“I always play with emotion. The Orange Bowl is more significant because we got the win (against Virginia Tech his soph season). Sixteen tackles in a loss definitely hurts. The Orange Bowl is my most significant memory.”

It remains to be seen if KU advances to a BCS bowl again his senior season.

“The one thing we’ve not done since I’ve been here ... first we’ve got to win the Big 12 North,” Thornton said. “That gives us a shot to play in the Big 12 championship. That’s been one of our No. 1 goals.”

Thornton is hoping a strong season will culminate with his being selected in the 2010 NFL Draft.

“It’s the goal of every player who steps out there. If you don’t have the goal of being the best, you shouldn’t be out there,” Thornton said. “It’s in the back of all our minds. Every guy on this team has it in their minds somewhere or another.”

He knows how to reach the highest level.

“Discipline and hard work,” Thornton said.

The hard work of Thornton, who chose KU over Missouri in recruiting, has rubbed off on some of his teammates. He’s a candidate for team leader on defense.

“He is vocal, very helpful and a good person,” said junior defensive back Chris Harris. “He’s a difference maker. He can make plays.”

“Coming over to cornerback from receiver last year, he helped me out a lot,” said soph corner Daymond Patterson. “J.T. is a big leader in the secondary. Moving from safety to corner .. he never complained at all. He’s helping the younger guys become better players.

“He’s a classy guy, always telling us to do the right things. He’ll never steer you the wrong way. Guys go to Stuckey (Darrell, senior safety) or him for advice.”

Defensive coordinator Clint Bowen likes the fact Thornton is willing to talk on and off the field.

“J.T. is a vocal guy. He’s older now and been through the battles a bit. He’s one of those guys who doesn’t mind saying what’s on his mind,” Bowen said. “That’s good. He can talk to other kids and say, ‘We’ve got to get this done.’ Some kids are not as confrontational. He has no problem pointing out the things that need to get done. He’s good with that.”

Thornton is not as colorful with the media as, say, Talib, now with the Tampa Bay Buccaneers.

“We are two totally different personalities. I’m not as outspoken as he is. That’s the way I am,” Thornton said.

In a recent interview session, he wouldn’t even talk trash on rival Missouri, the team that recruited him as hard as KU did.
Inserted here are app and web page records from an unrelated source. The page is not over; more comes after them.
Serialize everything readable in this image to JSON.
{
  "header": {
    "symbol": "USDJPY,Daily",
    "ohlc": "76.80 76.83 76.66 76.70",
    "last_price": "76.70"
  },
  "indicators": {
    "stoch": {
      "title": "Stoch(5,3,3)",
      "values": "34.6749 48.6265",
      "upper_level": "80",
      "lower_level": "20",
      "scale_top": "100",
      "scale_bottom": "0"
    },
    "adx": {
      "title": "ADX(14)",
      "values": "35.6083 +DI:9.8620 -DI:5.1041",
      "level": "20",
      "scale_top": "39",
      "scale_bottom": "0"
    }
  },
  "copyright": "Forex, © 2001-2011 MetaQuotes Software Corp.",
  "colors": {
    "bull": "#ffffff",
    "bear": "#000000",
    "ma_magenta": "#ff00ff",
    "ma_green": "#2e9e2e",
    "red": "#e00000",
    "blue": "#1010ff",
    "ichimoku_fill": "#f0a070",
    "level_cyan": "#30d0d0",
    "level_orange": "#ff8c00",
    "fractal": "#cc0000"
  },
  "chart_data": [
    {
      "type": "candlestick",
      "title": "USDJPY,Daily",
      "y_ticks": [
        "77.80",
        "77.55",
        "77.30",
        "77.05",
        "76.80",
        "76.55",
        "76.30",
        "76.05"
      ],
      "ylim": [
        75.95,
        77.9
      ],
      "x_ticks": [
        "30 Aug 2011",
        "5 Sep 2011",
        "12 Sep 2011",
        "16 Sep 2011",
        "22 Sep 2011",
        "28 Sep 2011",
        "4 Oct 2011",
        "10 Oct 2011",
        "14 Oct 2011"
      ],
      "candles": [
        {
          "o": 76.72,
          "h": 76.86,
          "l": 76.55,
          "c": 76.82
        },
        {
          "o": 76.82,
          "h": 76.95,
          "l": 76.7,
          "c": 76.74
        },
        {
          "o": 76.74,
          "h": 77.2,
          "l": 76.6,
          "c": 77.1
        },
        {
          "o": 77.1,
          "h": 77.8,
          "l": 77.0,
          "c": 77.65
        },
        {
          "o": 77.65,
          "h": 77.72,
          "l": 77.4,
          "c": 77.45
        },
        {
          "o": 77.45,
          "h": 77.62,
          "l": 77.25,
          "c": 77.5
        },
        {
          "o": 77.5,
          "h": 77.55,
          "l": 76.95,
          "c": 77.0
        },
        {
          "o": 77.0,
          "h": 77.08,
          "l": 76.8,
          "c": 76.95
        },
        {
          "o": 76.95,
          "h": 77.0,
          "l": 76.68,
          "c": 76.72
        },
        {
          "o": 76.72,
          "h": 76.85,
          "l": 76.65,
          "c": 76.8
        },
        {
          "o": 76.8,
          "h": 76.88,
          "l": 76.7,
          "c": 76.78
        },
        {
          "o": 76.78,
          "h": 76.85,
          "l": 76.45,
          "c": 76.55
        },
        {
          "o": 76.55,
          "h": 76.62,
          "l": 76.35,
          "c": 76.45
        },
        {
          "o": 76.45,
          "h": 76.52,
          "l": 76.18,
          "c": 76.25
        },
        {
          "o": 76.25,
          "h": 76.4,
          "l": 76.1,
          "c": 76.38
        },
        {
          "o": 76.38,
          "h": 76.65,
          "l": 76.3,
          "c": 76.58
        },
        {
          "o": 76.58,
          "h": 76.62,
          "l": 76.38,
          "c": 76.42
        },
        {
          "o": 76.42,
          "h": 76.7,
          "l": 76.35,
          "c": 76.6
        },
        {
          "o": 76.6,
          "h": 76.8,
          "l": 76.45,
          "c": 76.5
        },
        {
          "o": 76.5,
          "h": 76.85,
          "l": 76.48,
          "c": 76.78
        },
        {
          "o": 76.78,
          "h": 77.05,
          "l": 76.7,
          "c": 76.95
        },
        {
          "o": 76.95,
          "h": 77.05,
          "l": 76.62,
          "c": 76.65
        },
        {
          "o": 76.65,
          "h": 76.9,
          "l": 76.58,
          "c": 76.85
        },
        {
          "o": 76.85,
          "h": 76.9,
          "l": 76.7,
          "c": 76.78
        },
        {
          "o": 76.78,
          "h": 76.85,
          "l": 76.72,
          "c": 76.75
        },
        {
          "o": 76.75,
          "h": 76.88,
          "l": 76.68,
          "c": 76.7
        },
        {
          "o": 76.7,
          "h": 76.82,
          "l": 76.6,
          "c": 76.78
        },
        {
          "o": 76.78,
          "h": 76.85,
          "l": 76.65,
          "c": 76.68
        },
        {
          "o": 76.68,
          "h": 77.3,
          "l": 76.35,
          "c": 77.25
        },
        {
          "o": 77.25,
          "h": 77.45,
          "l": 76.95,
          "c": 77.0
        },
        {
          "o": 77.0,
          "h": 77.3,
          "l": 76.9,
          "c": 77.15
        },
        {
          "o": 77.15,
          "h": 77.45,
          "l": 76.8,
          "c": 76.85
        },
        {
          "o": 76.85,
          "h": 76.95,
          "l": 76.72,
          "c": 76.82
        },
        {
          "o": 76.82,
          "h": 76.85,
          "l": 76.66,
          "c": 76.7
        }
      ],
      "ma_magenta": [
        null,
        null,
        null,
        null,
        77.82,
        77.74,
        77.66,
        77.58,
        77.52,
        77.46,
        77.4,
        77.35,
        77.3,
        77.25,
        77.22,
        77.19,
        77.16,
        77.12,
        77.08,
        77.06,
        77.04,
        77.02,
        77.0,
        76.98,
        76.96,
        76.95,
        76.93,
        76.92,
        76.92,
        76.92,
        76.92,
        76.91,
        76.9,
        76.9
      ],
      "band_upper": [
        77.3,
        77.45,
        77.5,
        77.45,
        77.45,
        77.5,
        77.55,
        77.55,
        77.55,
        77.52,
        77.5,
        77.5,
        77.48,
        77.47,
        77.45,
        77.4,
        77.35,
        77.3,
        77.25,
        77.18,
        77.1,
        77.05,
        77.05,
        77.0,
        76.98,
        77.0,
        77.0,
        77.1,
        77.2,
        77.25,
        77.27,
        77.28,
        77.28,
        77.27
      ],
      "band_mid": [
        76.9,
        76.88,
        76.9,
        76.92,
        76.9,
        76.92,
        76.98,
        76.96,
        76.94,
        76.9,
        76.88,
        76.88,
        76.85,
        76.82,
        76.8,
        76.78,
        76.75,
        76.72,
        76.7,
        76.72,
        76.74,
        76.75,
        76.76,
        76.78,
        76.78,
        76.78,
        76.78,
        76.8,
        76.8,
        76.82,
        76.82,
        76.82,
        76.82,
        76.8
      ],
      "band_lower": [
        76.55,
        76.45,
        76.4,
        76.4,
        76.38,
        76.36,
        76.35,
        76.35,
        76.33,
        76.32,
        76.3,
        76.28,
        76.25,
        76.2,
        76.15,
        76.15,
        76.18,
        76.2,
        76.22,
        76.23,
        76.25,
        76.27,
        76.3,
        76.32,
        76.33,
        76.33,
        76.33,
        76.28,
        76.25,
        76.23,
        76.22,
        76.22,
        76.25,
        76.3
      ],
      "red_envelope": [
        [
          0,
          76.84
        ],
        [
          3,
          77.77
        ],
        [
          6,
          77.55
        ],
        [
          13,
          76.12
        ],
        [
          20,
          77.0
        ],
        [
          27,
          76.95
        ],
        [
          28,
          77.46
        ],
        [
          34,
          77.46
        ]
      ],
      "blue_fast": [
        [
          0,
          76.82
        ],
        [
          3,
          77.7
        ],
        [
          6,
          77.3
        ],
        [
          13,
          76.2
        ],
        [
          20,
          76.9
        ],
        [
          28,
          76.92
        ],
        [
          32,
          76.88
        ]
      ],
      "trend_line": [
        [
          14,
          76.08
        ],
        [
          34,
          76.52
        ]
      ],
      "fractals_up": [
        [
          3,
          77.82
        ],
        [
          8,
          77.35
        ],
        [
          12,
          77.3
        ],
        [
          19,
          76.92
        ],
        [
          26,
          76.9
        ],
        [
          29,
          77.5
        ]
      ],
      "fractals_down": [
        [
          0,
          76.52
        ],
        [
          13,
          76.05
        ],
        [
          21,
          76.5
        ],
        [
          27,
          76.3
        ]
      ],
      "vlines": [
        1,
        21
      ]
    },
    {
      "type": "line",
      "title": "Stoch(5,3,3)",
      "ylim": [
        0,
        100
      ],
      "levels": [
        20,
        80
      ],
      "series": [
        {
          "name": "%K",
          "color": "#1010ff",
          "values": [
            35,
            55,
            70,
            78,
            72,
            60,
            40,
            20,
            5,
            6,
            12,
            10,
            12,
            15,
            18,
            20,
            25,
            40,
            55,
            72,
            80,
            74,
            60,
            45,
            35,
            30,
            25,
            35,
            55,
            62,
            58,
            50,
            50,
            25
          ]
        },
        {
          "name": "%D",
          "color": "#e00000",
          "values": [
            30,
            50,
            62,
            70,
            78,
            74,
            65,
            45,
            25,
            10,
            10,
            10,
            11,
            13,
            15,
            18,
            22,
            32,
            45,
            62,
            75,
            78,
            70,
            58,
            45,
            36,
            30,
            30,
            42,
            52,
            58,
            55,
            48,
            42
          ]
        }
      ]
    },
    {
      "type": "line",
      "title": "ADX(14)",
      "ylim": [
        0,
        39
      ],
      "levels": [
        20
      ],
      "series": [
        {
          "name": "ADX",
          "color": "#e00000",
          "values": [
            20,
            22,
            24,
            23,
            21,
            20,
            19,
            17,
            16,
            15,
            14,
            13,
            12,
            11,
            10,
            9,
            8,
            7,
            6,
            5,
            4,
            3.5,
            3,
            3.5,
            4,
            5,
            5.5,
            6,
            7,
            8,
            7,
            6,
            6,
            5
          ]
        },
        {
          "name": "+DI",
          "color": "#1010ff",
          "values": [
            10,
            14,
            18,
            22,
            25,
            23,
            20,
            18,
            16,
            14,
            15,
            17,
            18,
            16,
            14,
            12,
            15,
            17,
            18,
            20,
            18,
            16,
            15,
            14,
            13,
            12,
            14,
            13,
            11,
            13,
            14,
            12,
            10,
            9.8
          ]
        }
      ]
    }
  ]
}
“I think Mizzou has a hold on St. Joe pretty much,” Thornton said of more St. Joe players winding up in Columbia, Mo., than Lawrence. “I was born in Atchison, Kansas. I’m a Kansas boy. It wasn’t that hard for me to make that decision.

“I wouldn’t take it back for anything. Everything has worked out for me. No regrets.”